Component data from apps and pages:
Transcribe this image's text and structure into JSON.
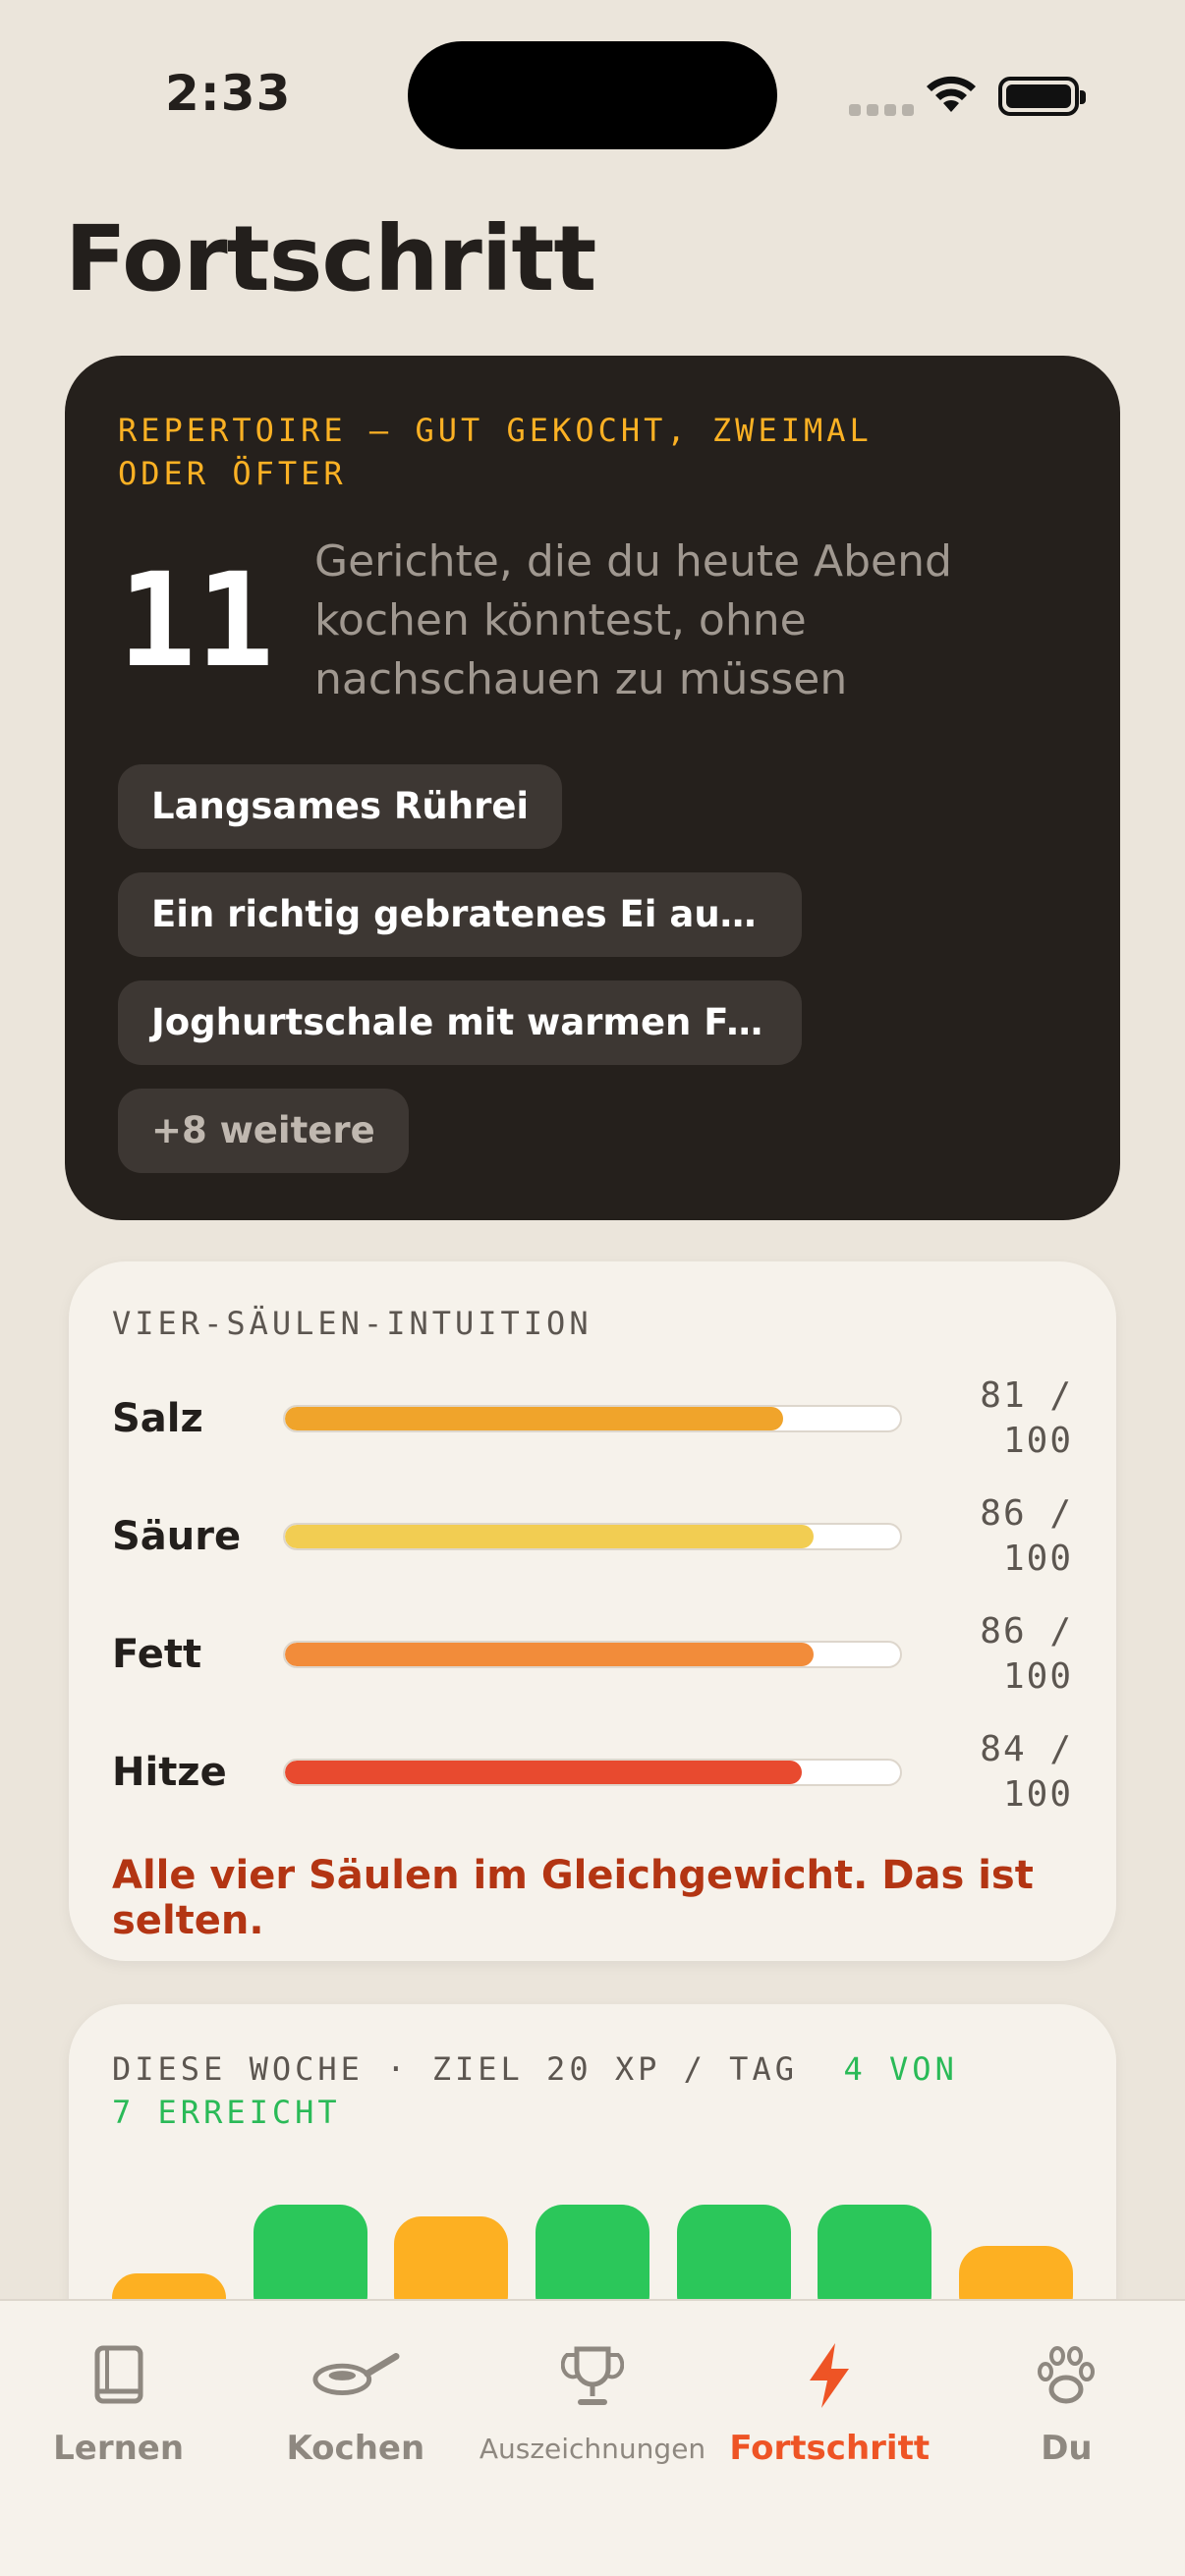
{
  "status": {
    "time": "2:33"
  },
  "page": {
    "title": "Fortschritt"
  },
  "repertoire": {
    "eyebrow": "REPERTOIRE — GUT GEKOCHT, ZWEIMAL ODER ÖFTER",
    "count": "11",
    "description": "Gerichte, die du heute Abend kochen könntest, ohne nachschauen zu müssen",
    "dishes": [
      "Langsames Rührei",
      "Ein richtig gebratenes Ei auf Toast",
      "Joghurtschale mit warmen Früchten"
    ],
    "more_label": "+8 weitere"
  },
  "pillars": {
    "eyebrow": "VIER-SÄULEN-INTUITION",
    "items": [
      {
        "name": "Salz",
        "value": 81,
        "max": 100,
        "label": "81 / 100",
        "color": "#f0a42b"
      },
      {
        "name": "Säure",
        "value": 86,
        "max": 100,
        "label": "86 / 100",
        "color": "#f2cd52"
      },
      {
        "name": "Fett",
        "value": 86,
        "max": 100,
        "label": "86 / 100",
        "color": "#f28c3a"
      },
      {
        "name": "Hitze",
        "value": 84,
        "max": 100,
        "label": "84 / 100",
        "color": "#e84a2f"
      }
    ],
    "note": "Alle vier Säulen im Gleichgewicht. Das ist selten."
  },
  "week": {
    "eyebrow": "DIESE WOCHE · ZIEL 20 XP / TAG",
    "achieved": "4 VON 7 ERREICHT",
    "days": [
      {
        "level": 0.42,
        "goal_met": false
      },
      {
        "level": 1.0,
        "goal_met": true
      },
      {
        "level": 0.9,
        "goal_met": false
      },
      {
        "level": 1.0,
        "goal_met": true
      },
      {
        "level": 1.0,
        "goal_met": true
      },
      {
        "level": 1.0,
        "goal_met": true
      },
      {
        "level": 0.65,
        "goal_met": false
      }
    ],
    "colors": {
      "met": "#2bc75a",
      "partial": "#fdb022"
    }
  },
  "tabs": [
    {
      "label": "Lernen",
      "icon": "book-icon",
      "active": false
    },
    {
      "label": "Kochen",
      "icon": "pan-icon",
      "active": false
    },
    {
      "label": "Auszeichnungen",
      "icon": "trophy-icon",
      "active": false
    },
    {
      "label": "Fortschritt",
      "icon": "bolt-icon",
      "active": true
    },
    {
      "label": "Du",
      "icon": "paw-icon",
      "active": false
    }
  ],
  "colors": {
    "accent": "#ee5425",
    "eyebrow_gold": "#fbb124",
    "success": "#2aba57"
  }
}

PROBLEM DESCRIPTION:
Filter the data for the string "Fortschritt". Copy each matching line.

OUTPUT OF THE TASK:
    "title": "Fortschritt"
      "label": "Fortschritt",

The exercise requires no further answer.